Somewhat surprisingly, there has been a healthy level of interest from some occupiers seeking new premises. Since the lockdown restrictions in relation to property inspections were loosened, towards the end of May, we have noted a 55% increase in the number of viewings compared to same period last year.
That said, one sector alone is generating all the activity and that is food-convenience stores, delis, cafés, take-aways or restaurants. The sector was undeniably encountering some extreme difficulties prior to Covid-19 and in many instances the pandemic has merely accelerated the decline of those comparison retailers like Debenhams, Monsoon and Cath Kidston. It is no surprise therefore, that we have seen a 60% increase in the number of new instructions coming to the market, compared to last year, with the expectation of more to come.
It remains to be seen exactly what sort of shape the sector will be in as we emerge, but it is reassuring that there are still many retailers out there who have confidence in the future of physical stores at a time when ‘online’ retailing has probably never had it so good.
While there has been limited transactional activity, the appetite and weight of capital for property investment remains strong, particularly from private wealth and the smaller property companies.
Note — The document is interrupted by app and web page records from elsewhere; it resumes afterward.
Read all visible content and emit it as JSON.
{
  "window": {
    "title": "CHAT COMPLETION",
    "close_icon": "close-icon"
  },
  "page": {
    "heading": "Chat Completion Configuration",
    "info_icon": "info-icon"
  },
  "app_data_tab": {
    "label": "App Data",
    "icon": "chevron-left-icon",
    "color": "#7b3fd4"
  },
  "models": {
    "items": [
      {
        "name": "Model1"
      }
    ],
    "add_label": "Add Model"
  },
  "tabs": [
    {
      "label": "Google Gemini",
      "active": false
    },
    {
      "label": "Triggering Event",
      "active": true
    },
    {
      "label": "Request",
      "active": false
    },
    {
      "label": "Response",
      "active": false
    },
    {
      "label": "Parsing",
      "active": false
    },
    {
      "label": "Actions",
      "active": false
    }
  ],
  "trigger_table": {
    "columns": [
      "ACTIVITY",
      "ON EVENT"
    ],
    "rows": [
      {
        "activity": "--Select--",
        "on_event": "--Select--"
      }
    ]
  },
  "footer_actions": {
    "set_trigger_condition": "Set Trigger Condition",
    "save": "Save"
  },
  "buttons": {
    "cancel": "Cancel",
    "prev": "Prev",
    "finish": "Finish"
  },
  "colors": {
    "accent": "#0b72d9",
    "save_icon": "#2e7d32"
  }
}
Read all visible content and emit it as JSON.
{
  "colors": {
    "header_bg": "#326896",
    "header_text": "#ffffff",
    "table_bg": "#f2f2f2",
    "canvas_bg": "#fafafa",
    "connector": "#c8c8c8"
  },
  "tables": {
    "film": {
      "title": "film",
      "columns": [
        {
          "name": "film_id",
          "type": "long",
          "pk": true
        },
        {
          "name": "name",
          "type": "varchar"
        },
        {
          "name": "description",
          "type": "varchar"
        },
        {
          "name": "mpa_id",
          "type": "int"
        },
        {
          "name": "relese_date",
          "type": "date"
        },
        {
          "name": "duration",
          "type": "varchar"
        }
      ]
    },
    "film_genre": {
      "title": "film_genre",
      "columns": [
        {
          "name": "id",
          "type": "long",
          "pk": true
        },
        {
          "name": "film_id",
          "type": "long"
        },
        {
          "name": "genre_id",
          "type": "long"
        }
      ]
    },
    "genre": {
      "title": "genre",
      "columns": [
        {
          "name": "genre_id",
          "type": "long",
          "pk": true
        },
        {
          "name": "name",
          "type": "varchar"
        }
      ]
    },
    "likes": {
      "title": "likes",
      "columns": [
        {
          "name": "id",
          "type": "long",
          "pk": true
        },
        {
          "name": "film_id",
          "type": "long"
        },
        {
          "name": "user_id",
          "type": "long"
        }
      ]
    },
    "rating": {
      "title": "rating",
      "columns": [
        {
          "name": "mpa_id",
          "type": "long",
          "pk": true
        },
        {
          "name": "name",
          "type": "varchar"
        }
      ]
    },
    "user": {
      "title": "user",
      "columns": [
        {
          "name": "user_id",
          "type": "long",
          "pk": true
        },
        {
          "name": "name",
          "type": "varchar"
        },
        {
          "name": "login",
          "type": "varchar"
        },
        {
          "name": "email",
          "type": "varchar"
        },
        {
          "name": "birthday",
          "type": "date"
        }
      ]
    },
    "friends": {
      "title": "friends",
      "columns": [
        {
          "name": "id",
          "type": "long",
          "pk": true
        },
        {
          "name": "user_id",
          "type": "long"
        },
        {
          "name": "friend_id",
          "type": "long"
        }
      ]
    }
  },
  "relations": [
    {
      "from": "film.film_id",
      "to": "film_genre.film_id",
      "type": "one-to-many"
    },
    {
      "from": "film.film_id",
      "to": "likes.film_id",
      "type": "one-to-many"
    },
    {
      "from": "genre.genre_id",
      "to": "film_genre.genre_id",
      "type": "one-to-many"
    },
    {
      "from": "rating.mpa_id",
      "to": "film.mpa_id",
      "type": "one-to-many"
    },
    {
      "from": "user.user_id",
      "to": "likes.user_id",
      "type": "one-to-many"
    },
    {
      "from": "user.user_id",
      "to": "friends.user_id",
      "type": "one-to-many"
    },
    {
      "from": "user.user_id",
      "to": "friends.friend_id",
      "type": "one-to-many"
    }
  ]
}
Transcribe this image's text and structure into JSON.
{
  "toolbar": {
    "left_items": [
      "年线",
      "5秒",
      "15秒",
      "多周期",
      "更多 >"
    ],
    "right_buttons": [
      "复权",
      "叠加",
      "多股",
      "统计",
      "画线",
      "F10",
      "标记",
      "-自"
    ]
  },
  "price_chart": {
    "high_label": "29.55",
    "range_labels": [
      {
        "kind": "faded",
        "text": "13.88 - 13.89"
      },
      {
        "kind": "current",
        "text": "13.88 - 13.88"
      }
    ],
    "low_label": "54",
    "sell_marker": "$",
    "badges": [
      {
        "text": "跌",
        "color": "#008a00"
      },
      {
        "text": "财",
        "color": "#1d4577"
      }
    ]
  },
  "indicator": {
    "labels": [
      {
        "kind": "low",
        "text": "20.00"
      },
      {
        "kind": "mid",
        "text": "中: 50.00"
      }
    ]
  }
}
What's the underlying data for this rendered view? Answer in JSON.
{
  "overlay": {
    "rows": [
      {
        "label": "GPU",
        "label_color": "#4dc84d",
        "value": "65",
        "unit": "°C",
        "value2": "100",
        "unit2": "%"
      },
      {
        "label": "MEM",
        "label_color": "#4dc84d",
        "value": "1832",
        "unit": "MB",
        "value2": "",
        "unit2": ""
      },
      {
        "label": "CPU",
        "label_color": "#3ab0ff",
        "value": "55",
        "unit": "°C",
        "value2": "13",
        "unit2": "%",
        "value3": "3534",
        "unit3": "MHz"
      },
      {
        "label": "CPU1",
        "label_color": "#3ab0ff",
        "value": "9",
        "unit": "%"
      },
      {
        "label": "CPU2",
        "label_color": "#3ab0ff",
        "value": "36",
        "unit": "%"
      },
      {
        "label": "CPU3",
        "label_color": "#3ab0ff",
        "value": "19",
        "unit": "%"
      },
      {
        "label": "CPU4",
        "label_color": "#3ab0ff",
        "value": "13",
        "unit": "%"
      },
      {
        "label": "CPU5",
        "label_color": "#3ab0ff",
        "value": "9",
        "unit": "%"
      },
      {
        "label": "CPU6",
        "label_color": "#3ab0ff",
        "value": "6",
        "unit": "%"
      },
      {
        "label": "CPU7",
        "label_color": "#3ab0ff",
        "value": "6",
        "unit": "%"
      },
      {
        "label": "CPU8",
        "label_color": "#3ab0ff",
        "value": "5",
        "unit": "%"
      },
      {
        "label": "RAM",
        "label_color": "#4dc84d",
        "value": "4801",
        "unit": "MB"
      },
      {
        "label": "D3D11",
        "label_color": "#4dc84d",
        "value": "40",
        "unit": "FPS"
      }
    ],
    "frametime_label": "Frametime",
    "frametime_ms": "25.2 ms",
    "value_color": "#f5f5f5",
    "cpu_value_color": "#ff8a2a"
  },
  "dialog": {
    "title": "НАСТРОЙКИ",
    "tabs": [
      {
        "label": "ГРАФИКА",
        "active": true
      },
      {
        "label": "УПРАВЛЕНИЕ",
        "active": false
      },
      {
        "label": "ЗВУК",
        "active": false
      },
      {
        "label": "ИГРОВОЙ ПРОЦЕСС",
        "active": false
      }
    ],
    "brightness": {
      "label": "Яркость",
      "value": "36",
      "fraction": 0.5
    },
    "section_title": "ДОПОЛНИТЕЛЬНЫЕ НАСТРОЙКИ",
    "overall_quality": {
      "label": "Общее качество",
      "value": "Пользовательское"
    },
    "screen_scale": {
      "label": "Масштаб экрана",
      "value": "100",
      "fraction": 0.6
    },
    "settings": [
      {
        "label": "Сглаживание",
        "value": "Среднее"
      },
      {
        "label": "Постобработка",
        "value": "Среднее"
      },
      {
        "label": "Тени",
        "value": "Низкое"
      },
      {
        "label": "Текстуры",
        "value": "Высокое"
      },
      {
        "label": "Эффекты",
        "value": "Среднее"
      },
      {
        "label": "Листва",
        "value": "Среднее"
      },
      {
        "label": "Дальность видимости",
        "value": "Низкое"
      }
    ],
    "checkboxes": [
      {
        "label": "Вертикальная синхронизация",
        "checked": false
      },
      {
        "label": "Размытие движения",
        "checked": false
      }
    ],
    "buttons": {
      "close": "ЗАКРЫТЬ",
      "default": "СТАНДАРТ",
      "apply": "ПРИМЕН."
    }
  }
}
We have seen a strong demand for quality assets let to strong covenants on long leases, with convenience store investments at the lower end of the market leading the way. Such properties are generally let to the likes of Coop, Tesco and Sainsbury held on 15-year leases and CPI linked rent increases, often with the benefit of onsite parking.
Assets with underlying development upside also remain in demand as do industrial and warehouse assets.
The retail and leisure investment market has understandably been quiet during the pandemic and the situation for larger city centre offices currently looks uncertain. It is therefore difficult to assess where true value currently lies, but the expectation is generally that values will decline over the short term and recover strongly in 2021.
With the easing of lockdown, it will soon become apparent which operators and sectors have weathered the storm best, but for them the next hurdle is the June quarter, when for many the next payment of rent becomes due – this time without the benefit of the safety net, being the Government moratorium on the landlords’ normal methods of enforcement, which expired on June 30.